But most gardeners are just hoping that there’s a bee that’s going to hit it. We’re now allowing that gardener to pollinate their garden.
Whether you’re pollinating your azalea or you rhododendron
or your rose or your dandelions, every flower our there is asking to be pollinated.
David: That’s right.
Dave Hunter: The mason bees and leafcutters, these are generalists. They don’t care what flower is out there. They’re grabbing pollen from heather to tulips to cherry trees. Leafcutters are grabbing whatever they can around them as well, sunflowers, it doesn’t matter.
David: With being kind of new to this, what would you recommend as far as getting started, gaining information, or a reference type material?
Dave Hunter: Referencing my website is, I’m not saying anything major, my website is the most complete probably in the world. We’ve got a learn page.
If you sign up for that, every other day we just give you a little, short mini-tour. Here’s what about holes. Here’s what about mud. Here’s what about leaves.
It’s all for free. We just want to teach you to be successful. I would at least start there. Instead of just drilling blocks of wood or getting bamboo, bamboo is just as bad, there are some really crappy things out there. You can’t really open bamboo. It’s just too structurally sound.

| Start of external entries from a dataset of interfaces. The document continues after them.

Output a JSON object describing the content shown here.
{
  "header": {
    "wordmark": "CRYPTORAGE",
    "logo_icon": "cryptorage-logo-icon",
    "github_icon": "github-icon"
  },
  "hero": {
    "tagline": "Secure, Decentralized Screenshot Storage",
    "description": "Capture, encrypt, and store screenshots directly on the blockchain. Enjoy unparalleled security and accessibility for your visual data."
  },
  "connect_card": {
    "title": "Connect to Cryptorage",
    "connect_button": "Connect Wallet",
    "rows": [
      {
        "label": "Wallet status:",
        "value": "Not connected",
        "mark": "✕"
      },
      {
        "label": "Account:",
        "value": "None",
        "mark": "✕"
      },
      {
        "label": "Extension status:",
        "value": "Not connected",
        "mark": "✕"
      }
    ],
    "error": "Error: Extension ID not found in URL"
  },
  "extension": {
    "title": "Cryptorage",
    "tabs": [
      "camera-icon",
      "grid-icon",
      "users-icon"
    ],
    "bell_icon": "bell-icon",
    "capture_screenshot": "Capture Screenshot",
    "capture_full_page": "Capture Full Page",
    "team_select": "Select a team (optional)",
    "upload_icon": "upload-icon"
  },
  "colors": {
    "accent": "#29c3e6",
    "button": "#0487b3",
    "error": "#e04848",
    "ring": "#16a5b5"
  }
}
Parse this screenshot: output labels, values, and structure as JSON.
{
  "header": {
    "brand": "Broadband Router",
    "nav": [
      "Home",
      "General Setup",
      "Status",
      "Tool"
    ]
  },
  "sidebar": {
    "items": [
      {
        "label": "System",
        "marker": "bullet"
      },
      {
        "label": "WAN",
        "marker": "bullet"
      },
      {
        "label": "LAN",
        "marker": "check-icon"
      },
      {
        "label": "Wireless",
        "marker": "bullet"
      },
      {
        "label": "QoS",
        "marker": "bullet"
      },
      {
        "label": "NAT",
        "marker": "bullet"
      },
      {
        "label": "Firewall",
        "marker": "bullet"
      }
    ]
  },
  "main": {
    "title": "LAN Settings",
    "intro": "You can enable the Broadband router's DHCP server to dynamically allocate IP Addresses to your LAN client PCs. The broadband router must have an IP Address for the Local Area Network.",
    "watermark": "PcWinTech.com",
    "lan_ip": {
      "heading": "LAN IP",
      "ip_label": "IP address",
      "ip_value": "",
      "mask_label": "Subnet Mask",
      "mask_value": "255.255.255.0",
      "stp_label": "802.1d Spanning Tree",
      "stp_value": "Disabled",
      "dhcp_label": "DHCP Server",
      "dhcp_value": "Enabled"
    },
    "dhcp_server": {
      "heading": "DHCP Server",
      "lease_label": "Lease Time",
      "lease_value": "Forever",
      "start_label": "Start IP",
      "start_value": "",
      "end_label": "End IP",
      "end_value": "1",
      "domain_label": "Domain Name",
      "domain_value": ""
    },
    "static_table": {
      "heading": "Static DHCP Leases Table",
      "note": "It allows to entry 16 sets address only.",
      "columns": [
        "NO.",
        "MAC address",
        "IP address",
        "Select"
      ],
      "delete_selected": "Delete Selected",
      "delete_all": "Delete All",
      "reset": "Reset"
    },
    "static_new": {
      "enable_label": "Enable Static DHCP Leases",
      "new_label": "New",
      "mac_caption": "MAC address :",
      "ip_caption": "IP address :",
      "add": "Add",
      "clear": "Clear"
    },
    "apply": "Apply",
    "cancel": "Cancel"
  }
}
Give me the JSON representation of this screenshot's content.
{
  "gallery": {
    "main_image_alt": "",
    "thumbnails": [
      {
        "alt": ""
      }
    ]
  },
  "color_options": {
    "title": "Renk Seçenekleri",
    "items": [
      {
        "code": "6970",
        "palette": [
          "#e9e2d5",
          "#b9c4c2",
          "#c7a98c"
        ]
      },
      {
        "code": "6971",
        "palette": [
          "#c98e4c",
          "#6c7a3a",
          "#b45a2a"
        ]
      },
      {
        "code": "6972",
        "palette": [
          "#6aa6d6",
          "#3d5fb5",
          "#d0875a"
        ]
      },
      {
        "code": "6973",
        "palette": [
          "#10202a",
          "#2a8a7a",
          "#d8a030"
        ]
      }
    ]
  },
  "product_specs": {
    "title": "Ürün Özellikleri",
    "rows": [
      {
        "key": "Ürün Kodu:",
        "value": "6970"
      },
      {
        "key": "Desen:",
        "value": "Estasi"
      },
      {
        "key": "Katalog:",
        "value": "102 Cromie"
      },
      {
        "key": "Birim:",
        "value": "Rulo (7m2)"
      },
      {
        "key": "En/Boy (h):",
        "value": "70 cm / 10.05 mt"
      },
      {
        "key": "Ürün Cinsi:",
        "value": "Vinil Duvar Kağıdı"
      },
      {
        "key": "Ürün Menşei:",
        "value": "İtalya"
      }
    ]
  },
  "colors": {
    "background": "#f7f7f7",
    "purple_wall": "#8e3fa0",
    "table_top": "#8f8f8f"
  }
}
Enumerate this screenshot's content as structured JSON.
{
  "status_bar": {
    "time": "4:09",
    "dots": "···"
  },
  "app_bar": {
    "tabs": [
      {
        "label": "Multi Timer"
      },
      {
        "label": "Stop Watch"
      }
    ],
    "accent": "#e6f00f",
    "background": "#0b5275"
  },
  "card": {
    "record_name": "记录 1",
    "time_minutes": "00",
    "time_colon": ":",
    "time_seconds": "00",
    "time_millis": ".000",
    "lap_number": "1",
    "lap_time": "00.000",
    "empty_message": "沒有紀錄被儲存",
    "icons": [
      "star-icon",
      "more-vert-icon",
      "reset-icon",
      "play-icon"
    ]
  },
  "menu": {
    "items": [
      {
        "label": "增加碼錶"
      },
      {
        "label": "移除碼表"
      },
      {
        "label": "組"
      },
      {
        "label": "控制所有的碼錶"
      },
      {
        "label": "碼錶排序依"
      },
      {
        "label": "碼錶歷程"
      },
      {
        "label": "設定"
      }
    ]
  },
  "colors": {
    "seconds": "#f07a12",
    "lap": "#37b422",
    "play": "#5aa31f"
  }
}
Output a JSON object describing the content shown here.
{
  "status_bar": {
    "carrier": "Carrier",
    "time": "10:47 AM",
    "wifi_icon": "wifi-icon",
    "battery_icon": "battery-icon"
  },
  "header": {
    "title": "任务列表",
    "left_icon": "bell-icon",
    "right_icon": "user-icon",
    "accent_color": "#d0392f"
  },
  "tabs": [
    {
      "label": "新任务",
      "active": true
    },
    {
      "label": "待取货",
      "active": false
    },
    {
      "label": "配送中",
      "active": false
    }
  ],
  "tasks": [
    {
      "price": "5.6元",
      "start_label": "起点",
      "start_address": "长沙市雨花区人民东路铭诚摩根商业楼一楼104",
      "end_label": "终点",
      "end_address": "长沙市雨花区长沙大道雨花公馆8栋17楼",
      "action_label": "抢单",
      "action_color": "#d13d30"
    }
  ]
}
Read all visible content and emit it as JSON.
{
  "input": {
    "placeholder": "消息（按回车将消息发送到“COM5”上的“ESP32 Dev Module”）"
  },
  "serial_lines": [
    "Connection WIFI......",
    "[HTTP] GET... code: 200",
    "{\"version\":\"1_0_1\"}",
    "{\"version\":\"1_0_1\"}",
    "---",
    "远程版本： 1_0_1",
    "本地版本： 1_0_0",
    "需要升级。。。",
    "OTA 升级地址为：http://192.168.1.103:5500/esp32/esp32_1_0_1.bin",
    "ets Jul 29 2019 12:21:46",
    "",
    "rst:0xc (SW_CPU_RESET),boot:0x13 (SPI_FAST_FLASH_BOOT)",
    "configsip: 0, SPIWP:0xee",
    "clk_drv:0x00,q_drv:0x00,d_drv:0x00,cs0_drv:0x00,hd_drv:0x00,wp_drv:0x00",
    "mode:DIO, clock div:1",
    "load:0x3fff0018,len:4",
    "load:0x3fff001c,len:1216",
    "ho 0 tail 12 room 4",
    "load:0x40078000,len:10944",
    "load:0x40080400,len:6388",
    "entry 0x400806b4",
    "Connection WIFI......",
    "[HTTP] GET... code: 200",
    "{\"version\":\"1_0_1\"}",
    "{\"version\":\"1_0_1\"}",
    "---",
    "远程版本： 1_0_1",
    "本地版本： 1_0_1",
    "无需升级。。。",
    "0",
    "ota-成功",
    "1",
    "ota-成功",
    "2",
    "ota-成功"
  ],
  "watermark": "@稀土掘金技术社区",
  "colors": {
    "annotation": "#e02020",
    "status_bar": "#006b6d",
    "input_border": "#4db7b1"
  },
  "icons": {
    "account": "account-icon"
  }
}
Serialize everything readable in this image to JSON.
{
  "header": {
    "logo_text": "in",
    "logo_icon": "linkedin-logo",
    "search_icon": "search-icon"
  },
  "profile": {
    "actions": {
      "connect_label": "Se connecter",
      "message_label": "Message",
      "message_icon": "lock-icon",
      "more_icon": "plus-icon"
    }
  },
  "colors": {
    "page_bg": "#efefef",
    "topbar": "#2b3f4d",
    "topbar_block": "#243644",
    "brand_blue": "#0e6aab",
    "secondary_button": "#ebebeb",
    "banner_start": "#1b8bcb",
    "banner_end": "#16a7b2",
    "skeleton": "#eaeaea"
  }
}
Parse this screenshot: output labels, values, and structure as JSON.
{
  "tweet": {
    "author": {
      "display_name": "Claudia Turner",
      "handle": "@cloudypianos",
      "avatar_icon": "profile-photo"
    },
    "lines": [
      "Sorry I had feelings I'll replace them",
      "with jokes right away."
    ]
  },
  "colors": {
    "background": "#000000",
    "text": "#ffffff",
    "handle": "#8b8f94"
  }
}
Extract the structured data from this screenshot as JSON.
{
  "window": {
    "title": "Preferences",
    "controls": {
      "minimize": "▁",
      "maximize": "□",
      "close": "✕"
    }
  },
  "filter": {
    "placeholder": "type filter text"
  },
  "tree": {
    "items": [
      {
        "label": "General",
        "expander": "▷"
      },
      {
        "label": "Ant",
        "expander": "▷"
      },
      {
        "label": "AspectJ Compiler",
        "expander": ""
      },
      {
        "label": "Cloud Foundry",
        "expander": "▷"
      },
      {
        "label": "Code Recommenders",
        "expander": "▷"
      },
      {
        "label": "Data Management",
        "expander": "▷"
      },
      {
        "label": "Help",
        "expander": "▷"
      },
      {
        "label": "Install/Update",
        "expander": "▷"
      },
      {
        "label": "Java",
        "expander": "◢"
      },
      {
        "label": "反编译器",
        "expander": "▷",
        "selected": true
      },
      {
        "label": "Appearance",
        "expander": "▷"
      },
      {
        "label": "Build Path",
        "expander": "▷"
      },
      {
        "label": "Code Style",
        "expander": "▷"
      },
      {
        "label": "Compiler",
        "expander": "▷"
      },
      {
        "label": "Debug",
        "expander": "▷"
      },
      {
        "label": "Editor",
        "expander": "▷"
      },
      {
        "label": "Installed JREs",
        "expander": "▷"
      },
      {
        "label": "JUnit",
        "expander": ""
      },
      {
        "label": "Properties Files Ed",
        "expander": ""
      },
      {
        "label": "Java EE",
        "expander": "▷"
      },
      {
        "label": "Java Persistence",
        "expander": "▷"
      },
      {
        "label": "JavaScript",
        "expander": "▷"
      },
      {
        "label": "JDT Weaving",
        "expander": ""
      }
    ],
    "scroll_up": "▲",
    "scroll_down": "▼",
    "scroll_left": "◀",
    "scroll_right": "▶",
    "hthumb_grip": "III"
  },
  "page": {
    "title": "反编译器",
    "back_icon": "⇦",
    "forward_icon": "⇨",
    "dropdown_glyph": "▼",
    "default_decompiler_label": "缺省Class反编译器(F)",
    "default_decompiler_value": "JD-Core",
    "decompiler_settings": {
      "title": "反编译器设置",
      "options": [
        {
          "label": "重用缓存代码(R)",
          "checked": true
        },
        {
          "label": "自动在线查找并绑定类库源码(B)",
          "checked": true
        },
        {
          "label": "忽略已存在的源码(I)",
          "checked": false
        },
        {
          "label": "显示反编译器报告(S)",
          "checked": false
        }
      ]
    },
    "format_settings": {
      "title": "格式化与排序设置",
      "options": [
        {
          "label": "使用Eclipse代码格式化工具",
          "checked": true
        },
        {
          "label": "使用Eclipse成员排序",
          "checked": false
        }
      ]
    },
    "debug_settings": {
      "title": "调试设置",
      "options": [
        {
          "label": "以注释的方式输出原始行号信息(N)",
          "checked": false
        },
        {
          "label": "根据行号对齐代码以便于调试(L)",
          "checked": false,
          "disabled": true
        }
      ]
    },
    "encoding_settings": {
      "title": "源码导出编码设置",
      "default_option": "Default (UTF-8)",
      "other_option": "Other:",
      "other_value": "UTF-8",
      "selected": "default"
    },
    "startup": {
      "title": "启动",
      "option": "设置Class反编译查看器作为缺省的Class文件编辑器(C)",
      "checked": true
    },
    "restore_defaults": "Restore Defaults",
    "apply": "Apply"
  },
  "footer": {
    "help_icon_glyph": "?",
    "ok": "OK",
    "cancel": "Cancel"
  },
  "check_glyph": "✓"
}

On our website, we’ve got some cool little houses. It depends upon your wallet, the beauty of your yard, whether you want to have cedar or white PVC tubes or reeds or wood trays.
We’ve got complete kits, all the accessories. It’s all right there. There’s some cool stuff. I think with my own wallet, I might want to spend money here and not there. You can hunt around and find exactly what you want.
Then, if you’ve got questions, just ask us. Toss us an email.
Check It Out!
Mason Bees building nests with mud in slow motion 0:36
4 Keys to Successfully Raise Leafcutter Bees
Raising leafcutter bees is easy. Here is an overview of what to do. Details are covered in sections below.
- Place your house with nesting material facing the early morning sun. The warmth wakes your bees earlier to start pollinating. Follow the setup instructions.
- The leafcutter bee seals each egg with cut leaf bits. If she can’t find the right type of leaf (like the non-fibrous rose or lilac leaf) to cut and carry in her legs to the nest, she’ll leave your yard and set up her home elsewhere. This is the number one problem our customers face. Compare what rose leaves look like in comparison to other leaves in your yard. Not too thick, nor too thin, and with few veins.
- Store filled nesting holes (open ends up) in an unheated garage or shed that is dry and secure after bee activity stops. Overwinter bee larvae in the nesting holes until next summer. Leaving them outdoors exposes them to pests and weather elements.
- We realize you’re busy and can easily forget when or what to do. Our free monthly Bee-Mail is an easy way to ensure your success. Sign up for Bee-Mail for quick reminders and bee news.
Interview with Dave Hunter of Crown Bees